• _Input_
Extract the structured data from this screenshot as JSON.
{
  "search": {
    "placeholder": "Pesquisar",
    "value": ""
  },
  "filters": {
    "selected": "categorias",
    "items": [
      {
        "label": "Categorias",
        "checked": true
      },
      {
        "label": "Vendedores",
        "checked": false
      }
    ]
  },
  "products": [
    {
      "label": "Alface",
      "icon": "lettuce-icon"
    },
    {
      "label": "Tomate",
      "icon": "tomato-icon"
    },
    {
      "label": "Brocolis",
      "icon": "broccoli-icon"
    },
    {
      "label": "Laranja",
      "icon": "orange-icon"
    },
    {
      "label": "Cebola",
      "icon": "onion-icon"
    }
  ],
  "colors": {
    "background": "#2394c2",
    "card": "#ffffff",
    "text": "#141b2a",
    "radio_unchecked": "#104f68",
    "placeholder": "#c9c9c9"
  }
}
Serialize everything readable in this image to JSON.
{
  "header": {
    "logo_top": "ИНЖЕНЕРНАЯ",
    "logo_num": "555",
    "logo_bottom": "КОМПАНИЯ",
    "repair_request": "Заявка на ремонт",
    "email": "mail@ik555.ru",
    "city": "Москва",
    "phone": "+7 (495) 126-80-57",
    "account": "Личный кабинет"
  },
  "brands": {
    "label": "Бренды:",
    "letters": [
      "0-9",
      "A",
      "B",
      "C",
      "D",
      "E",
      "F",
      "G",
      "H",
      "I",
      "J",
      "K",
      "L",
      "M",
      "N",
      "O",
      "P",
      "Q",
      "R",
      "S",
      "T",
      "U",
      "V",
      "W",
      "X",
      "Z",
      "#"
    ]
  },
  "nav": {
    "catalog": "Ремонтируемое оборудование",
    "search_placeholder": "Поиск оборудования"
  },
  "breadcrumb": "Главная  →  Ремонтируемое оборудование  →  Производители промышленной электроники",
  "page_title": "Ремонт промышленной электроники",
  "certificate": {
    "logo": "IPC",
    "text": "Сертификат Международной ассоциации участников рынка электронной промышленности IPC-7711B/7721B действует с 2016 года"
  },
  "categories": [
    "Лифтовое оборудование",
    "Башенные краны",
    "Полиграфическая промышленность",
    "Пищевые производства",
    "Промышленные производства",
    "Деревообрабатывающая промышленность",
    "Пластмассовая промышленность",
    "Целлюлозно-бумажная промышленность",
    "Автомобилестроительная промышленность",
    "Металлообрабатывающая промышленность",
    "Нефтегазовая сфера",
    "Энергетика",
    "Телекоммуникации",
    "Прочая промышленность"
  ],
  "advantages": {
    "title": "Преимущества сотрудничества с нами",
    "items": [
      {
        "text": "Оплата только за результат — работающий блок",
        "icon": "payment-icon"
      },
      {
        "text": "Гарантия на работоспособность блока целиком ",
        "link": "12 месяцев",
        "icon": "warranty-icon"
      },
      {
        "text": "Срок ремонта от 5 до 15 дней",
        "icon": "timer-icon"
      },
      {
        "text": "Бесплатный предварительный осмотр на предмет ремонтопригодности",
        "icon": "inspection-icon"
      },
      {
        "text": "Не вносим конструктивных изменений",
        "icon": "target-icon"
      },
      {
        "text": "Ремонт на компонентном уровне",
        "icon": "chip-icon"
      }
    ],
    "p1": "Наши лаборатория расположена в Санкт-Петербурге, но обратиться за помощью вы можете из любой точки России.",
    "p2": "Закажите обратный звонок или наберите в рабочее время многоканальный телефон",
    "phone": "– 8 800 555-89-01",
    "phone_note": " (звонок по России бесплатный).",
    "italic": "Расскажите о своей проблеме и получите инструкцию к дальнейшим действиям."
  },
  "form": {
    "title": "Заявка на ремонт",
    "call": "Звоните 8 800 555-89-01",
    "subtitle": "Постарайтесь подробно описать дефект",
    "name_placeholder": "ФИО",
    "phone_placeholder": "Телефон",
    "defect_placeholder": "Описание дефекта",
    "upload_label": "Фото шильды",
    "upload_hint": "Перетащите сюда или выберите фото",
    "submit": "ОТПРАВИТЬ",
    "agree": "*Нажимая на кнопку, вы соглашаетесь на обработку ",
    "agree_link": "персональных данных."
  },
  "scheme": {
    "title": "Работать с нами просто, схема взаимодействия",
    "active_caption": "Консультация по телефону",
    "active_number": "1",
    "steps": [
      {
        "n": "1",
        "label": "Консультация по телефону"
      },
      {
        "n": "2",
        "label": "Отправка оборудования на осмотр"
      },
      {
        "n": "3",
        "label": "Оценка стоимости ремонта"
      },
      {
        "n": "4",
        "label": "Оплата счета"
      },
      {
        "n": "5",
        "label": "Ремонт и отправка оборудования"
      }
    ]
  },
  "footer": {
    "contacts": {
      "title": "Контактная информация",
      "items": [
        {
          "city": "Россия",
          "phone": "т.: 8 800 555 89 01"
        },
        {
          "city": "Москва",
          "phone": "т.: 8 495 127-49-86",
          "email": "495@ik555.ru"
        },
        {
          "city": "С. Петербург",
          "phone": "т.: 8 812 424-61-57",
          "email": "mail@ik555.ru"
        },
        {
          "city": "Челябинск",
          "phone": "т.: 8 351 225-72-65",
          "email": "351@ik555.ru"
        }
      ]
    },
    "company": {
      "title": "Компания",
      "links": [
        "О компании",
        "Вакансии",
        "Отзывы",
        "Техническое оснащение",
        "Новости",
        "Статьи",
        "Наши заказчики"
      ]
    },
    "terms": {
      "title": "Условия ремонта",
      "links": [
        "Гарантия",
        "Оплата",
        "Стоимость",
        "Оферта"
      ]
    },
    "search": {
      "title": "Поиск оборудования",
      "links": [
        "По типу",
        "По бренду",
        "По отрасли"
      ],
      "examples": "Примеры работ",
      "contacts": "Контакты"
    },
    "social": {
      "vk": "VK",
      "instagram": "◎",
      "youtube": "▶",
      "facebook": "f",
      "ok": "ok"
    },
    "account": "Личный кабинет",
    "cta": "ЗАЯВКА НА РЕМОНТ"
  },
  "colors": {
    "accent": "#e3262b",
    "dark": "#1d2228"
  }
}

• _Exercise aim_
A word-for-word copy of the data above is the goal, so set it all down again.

• _Exercise response_
Extract the structured data from this screenshot as JSON.
{
  "search": {
    "placeholder": "Pesquisar",
    "value": ""
  },
  "filters": {
    "selected": "categorias",
    "items": [
      {
        "label": "Categorias",
        "checked": true
      },
      {
        "label": "Vendedores",
        "checked": false
      }
    ]
  },
  "products": [
    {
      "label": "Alface",
      "icon": "lettuce-icon"
    },
    {
      "label": "Tomate",
      "icon": "tomato-icon"
    },
    {
      "label": "Brocolis",
      "icon": "broccoli-icon"
    },
    {
      "label": "Laranja",
      "icon": "orange-icon"
    },
    {
      "label": "Cebola",
      "icon": "onion-icon"
    }
  ],
  "colors": {
    "background": "#2394c2",
    "card": "#ffffff",
    "text": "#141b2a",
    "radio_unchecked": "#104f68",
    "placeholder": "#c9c9c9"
  }
}
Serialize everything readable in this image to JSON.
{
  "header": {
    "logo_top": "ИНЖЕНЕРНАЯ",
    "logo_num": "555",
    "logo_bottom": "КОМПАНИЯ",
    "repair_request": "Заявка на ремонт",
    "email": "mail@ik555.ru",
    "city": "Москва",
    "phone": "+7 (495) 126-80-57",
    "account": "Личный кабинет"
  },
  "brands": {
    "label": "Бренды:",
    "letters": [
      "0-9",
      "A",
      "B",
      "C",
      "D",
      "E",
      "F",
      "G",
      "H",
      "I",
      "J",
      "K",
      "L",
      "M",
      "N",
      "O",
      "P",
      "Q",
      "R",
      "S",
      "T",
      "U",
      "V",
      "W",
      "X",
      "Z",
      "#"
    ]
  },
  "nav": {
    "catalog": "Ремонтируемое оборудование",
    "search_placeholder": "Поиск оборудования"
  },
  "breadcrumb": "Главная  →  Ремонтируемое оборудование  →  Производители промышленной электроники",
  "page_title": "Ремонт промышленной электроники",
  "certificate": {
    "logo": "IPC",
    "text": "Сертификат Международной ассоциации участников рынка электронной промышленности IPC-7711B/7721B действует с 2016 года"
  },
  "categories": [
    "Лифтовое оборудование",
    "Башенные краны",
    "Полиграфическая промышленность",
    "Пищевые производства",
    "Промышленные производства",
    "Деревообрабатывающая промышленность",
    "Пластмассовая промышленность",
    "Целлюлозно-бумажная промышленность",
    "Автомобилестроительная промышленность",
    "Металлообрабатывающая промышленность",
    "Нефтегазовая сфера",
    "Энергетика",
    "Телекоммуникации",
    "Прочая промышленность"
  ],
  "advantages": {
    "title": "Преимущества сотрудничества с нами",
    "items": [
      {
        "text": "Оплата только за результат — работающий блок",
        "icon": "payment-icon"
      },
      {
        "text": "Гарантия на работоспособность блока целиком ",
        "link": "12 месяцев",
        "icon": "warranty-icon"
      },
      {
        "text": "Срок ремонта от 5 до 15 дней",
        "icon": "timer-icon"
      },
      {
        "text": "Бесплатный предварительный осмотр на предмет ремонтопригодности",
        "icon": "inspection-icon"
      },
      {
        "text": "Не вносим конструктивных изменений",
        "icon": "target-icon"
      },
      {
        "text": "Ремонт на компонентном уровне",
        "icon": "chip-icon"
      }
    ],
    "p1": "Наши лаборатория расположена в Санкт-Петербурге, но обратиться за помощью вы можете из любой точки России.",
    "p2": "Закажите обратный звонок или наберите в рабочее время многоканальный телефон",
    "phone": "– 8 800 555-89-01",
    "phone_note": " (звонок по России бесплатный).",
    "italic": "Расскажите о своей проблеме и получите инструкцию к дальнейшим действиям."
  },
  "form": {
    "title": "Заявка на ремонт",
    "call": "Звоните 8 800 555-89-01",
    "subtitle": "Постарайтесь подробно описать дефект",
    "name_placeholder": "ФИО",
    "phone_placeholder": "Телефон",
    "defect_placeholder": "Описание дефекта",
    "upload_label": "Фото шильды",
    "upload_hint": "Перетащите сюда или выберите фото",
    "submit": "ОТПРАВИТЬ",
    "agree": "*Нажимая на кнопку, вы соглашаетесь на обработку ",
    "agree_link": "персональных данных."
  },
  "scheme": {
    "title": "Работать с нами просто, схема взаимодействия",
    "active_caption": "Консультация по телефону",
    "active_number": "1",
    "steps": [
      {
        "n": "1",
        "label": "Консультация по телефону"
      },
      {
        "n": "2",
        "label": "Отправка оборудования на осмотр"
      },
      {
        "n": "3",
        "label": "Оценка стоимости ремонта"
      },
      {
        "n": "4",
        "label": "Оплата счета"
      },
      {
        "n": "5",
        "label": "Ремонт и отправка оборудования"
      }
    ]
  },
  "footer": {
    "contacts": {
      "title": "Контактная информация",
      "items": [
        {
          "city": "Россия",
          "phone": "т.: 8 800 555 89 01"
        },
        {
          "city": "Москва",
          "phone": "т.: 8 495 127-49-86",
          "email": "495@ik555.ru"
        },
        {
          "city": "С. Петербург",
          "phone": "т.: 8 812 424-61-57",
          "email": "mail@ik555.ru"
        },
        {
          "city": "Челябинск",
          "phone": "т.: 8 351 225-72-65",
          "email": "351@ik555.ru"
        }
      ]
    },
    "company": {
      "title": "Компания",
      "links": [
        "О компании",
        "Вакансии",
        "Отзывы",
        "Техническое оснащение",
        "Новости",
        "Статьи",
        "Наши заказчики"
      ]
    },
    "terms": {
      "title": "Условия ремонта",
      "links": [
        "Гарантия",
        "Оплата",
        "Стоимость",
        "Оферта"
      ]
    },
    "search": {
      "title": "Поиск оборудования",
      "links": [
        "По типу",
        "По бренду",
        "По отрасли"
      ],
      "examples": "Примеры работ",
      "contacts": "Контакты"
    },
    "social": {
      "vk": "VK",
      "instagram": "◎",
      "youtube": "▶",
      "facebook": "f",
      "ok": "ok"
    },
    "account": "Личный кабинет",
    "cta": "ЗАЯВКА НА РЕМОНТ"
  },
  "colors": {
    "accent": "#e3262b",
    "dark": "#1d2228"
  }
}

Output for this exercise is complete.